Te’o talks, but questions remain
Manti Te’o tried to put one of the strangest sports stories in memory behind him, insisting he was the target of an elaborate online hoax in which he fell for a fake woman created by pranksters, then admitting his own lies made the bizarre ordeal worse.
Whether his off-camera interview with ESPN was enough to demonstrate that the Notre Dame star linebacker was a victim in the scheme instead of a participant is still a question.
The most important judges of the All-American and Heisman Trophy finalist may be pro football teams. Te’o has finished his coursework at Notre Dame and is preparing for the NFL draft at a training facility in Florida, where the 21/2-hour interview was conducted late Friday night.
ESPN reporter Jeremy Schaap said that the 21-year-old Te’o answered all his questions in a calm voice, and tried to clear up the mysteries and inconsistencies of the case.
Among the highlights:
Te’o denied being in on the hoax. “No. Never,” he said. “I wasn’t faking it. I wasn’t part of this.”
Te’o provided a timeline and details of his relationship with Lennay Kekua, his virtual sweetheart, who went through an array of medical calamities before “dying” of Leukemia in September, just hours after Te’o got real news of his grandmother’s death.
He acknowledged that he lied to his father about meeting Kekua in person, then exacerbated the situation after her supposed death when he “tailored” his comments to reporters to make it sound as if their relationship was more than just phone calls and electronic messages.
“I even knew, that it was crazy that I was with somebody that I didn’t meet, and that alone — people find out that this girl who died, I was so invested in, I didn’t meet her, as well,” Te’o said. “So I kind of tailored my stories to have people think that, yeah, he met her before she passed away, so that people wouldn’t think that I was some crazy dude.”

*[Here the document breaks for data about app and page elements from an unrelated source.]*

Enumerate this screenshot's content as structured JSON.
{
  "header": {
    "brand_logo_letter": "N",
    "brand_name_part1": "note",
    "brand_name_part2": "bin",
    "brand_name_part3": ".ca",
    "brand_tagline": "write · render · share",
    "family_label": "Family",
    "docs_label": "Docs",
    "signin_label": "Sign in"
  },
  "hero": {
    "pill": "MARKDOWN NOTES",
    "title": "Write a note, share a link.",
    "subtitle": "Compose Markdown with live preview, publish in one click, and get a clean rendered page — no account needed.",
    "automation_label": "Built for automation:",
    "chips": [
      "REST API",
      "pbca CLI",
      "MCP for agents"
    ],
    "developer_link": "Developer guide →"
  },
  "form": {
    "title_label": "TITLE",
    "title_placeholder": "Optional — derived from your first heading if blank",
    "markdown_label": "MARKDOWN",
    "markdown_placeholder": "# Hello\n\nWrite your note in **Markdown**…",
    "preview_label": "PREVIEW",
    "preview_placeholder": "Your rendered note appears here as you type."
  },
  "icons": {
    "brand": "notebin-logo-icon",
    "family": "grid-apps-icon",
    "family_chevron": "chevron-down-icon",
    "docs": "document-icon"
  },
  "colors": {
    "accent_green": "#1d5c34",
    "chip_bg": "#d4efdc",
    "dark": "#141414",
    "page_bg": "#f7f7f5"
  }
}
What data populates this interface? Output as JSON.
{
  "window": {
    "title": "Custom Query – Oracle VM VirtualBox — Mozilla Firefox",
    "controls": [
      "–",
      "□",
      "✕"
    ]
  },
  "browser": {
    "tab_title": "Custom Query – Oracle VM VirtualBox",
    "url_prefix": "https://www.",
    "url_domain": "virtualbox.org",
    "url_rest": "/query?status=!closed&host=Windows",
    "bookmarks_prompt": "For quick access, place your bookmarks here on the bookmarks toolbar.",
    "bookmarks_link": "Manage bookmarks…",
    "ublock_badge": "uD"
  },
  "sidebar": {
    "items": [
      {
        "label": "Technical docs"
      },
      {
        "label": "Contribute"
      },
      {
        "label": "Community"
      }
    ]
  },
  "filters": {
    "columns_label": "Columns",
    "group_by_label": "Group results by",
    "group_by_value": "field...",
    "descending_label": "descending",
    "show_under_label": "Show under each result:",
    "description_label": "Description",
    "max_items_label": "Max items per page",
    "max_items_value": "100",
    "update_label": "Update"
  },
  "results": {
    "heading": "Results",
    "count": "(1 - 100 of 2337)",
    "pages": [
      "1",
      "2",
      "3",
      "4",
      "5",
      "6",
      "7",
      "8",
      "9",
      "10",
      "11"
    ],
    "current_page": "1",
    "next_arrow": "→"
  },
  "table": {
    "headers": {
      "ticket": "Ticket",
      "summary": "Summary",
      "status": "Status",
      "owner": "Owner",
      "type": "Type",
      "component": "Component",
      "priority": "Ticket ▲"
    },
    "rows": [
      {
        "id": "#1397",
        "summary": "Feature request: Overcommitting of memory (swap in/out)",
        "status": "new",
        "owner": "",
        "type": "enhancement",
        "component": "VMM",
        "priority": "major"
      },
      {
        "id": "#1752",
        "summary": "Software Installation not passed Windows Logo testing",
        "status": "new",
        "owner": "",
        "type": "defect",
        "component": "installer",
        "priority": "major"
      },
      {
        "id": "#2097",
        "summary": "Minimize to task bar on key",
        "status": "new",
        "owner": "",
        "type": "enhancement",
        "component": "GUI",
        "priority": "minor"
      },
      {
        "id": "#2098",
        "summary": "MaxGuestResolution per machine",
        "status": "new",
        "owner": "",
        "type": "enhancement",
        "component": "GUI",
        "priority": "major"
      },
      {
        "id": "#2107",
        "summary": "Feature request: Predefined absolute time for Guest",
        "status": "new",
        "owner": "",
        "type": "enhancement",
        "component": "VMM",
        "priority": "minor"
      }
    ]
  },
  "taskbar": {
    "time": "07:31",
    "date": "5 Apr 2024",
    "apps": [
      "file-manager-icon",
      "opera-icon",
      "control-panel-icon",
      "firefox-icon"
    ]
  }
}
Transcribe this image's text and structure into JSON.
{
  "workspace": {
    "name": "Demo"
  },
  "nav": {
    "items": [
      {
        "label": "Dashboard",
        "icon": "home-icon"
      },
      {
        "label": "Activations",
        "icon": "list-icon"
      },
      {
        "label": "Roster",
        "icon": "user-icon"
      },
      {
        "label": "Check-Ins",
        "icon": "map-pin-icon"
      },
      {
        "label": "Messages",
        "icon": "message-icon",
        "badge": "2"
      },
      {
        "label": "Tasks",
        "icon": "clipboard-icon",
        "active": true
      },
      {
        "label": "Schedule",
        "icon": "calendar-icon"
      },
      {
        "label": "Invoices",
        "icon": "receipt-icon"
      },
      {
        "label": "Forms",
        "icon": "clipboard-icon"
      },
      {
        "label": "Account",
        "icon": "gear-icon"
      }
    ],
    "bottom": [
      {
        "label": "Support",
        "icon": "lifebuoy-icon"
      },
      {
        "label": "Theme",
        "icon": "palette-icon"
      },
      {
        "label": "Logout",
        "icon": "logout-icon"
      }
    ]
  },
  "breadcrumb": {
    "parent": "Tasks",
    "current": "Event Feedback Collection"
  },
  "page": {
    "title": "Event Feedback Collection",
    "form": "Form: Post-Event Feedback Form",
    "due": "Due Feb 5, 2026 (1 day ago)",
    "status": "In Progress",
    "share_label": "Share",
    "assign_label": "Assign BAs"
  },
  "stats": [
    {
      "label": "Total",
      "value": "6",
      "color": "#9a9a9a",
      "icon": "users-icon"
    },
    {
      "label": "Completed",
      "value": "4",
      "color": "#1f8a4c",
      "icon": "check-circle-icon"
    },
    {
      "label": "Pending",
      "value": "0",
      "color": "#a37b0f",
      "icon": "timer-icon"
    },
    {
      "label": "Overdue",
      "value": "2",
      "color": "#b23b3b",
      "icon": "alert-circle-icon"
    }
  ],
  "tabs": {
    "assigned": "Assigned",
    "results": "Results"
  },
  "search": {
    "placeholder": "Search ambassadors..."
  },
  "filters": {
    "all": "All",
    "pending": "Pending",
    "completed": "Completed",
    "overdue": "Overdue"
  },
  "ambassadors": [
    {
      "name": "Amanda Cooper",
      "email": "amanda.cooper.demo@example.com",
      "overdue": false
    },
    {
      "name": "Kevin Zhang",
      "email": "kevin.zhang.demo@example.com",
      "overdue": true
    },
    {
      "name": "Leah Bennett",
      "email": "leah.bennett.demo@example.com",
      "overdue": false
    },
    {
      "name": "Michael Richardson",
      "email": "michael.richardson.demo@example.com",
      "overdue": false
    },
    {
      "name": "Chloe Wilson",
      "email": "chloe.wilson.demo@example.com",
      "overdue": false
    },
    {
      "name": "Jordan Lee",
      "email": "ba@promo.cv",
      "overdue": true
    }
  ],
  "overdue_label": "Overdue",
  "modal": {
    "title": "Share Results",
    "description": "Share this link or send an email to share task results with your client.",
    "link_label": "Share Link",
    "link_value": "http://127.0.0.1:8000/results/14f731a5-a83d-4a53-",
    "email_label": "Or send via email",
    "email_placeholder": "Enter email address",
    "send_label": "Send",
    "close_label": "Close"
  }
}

In the same part of the conversation, Te’o said: “Out of this whole thing, that is my biggest regret. And that is the biggest, I think, that’s from my point of view, that is a mistake I made.”
He detailed the confusing phone conversation he had on Dec. 6, when the woman who was posing as Kekua contacted him and told him one last hard-to-believe story about how she had to fake her own death to evade drug dealers. Te’o said it left him piecing together what exactly was going on over the next few days, when he was bouncing from interview to interview while taking part in the Heisman Trophy ceremony in New York on Dec. 8 and another awards dinner in Los Angeles the next night. He mentioned his girlfriend in interviews at least three times over that period.